Yes, today I learned that Republicans and Democrats can live in marital bliss.
I met Rancho Cucamonga Mayor Donald Kurth and his wife Dee Matreyek outside the National Cathedral on Friday night.
They were in a bi-partisan mood, as we chatted at a toasty nearby restaurant.
But it was nice little contrast in political philosophies.
Watching them together wasn’t exactly like watching conservative political strategist Mary Matalin and her left-leaning husband and political “enemy” James Carville go at each other on T.V., but you could tell they had their political differences, which they were a little tongue-and-cheek about.
Both agreed that Obama was a good thing for the country, even though Kurth helped lead John McCain’s health care coalition in California and she was among the several people arrested in a war protest in Hollywood when the U.S. initially occupied Iraq.
“Obama manifests the hopes and dreams of the future,” Kurth said. “We all want the best for our country.”
But when I asked about what they’ll be thinking when they see President Bush depart from the Capitol, the tones were more contrasting.
“Nothing you can write down,” Matreyek said.
“Dee!” the mayor jokingly chided, just before she added that the self-reflection she has seen Bush display over the last couple of weeks was something she wished he would have shown his whole presidency.
Mayor Kurth was a little more forgiving.
“You know, it’s a tough job,” he said. “We elect human beings for that job. I mean, it’s not easy being a mayor. I’m sure it’s much tougher to be president of the United States.”
And yet, even with political differences, coming to the inauguration was a chance for the couple to see D.C. together — not on official mayoral business, they said.
That doesn’t mean the mayor won’t be chatting it up with local legislators like Reps. Gary Miller and David Dreier.
Kurth has his work cut out for him, hoping to convince legislators to bring home the bacon for his city and the Inland Empire as Obama seeks infrastructure projects that could help revive the region’s sagging economy.

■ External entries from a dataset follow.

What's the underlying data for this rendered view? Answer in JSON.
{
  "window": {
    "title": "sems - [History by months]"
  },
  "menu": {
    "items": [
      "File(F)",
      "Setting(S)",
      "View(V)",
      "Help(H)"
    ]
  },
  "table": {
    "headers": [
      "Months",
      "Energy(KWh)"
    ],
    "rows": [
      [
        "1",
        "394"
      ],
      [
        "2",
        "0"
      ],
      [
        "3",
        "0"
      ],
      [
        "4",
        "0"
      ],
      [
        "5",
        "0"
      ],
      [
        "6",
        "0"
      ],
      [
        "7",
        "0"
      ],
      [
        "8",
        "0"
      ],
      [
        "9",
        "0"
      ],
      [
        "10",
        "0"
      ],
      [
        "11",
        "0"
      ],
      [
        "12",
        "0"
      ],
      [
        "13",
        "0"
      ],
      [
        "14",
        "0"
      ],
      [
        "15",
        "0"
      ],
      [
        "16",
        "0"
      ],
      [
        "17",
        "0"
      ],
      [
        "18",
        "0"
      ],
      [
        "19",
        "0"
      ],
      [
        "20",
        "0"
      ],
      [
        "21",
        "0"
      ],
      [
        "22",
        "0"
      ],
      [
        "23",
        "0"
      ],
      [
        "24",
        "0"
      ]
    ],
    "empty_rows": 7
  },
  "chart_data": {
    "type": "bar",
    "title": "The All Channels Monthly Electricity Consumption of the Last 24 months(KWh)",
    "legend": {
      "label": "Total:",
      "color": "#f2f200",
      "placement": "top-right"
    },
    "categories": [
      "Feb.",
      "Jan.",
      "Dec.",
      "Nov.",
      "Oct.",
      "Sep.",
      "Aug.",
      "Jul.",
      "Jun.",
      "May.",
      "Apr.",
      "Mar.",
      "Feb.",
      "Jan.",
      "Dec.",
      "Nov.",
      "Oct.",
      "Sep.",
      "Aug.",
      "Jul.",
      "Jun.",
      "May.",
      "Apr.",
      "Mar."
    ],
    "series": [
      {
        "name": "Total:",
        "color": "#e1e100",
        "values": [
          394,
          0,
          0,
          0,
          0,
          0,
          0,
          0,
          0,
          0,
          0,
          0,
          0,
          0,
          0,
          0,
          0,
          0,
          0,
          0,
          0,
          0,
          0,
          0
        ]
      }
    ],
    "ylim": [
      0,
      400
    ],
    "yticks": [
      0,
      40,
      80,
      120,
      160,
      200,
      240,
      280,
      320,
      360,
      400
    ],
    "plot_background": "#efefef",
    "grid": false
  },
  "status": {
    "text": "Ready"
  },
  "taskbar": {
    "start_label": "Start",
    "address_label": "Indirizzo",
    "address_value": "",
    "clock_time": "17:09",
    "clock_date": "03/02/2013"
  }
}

But politics aside, with all the contention between Republicans and Democrats over the last eight years, it was good to know first hand that there was at least one couple that can meet on bi-partisan ground.
With that, I thanked the mayor and his wife and I was off into the cold air again, looking for a cab, a ball and an interview with Obama.
See ya next time from the freezer that is D.C. But hey, I’m not complaining…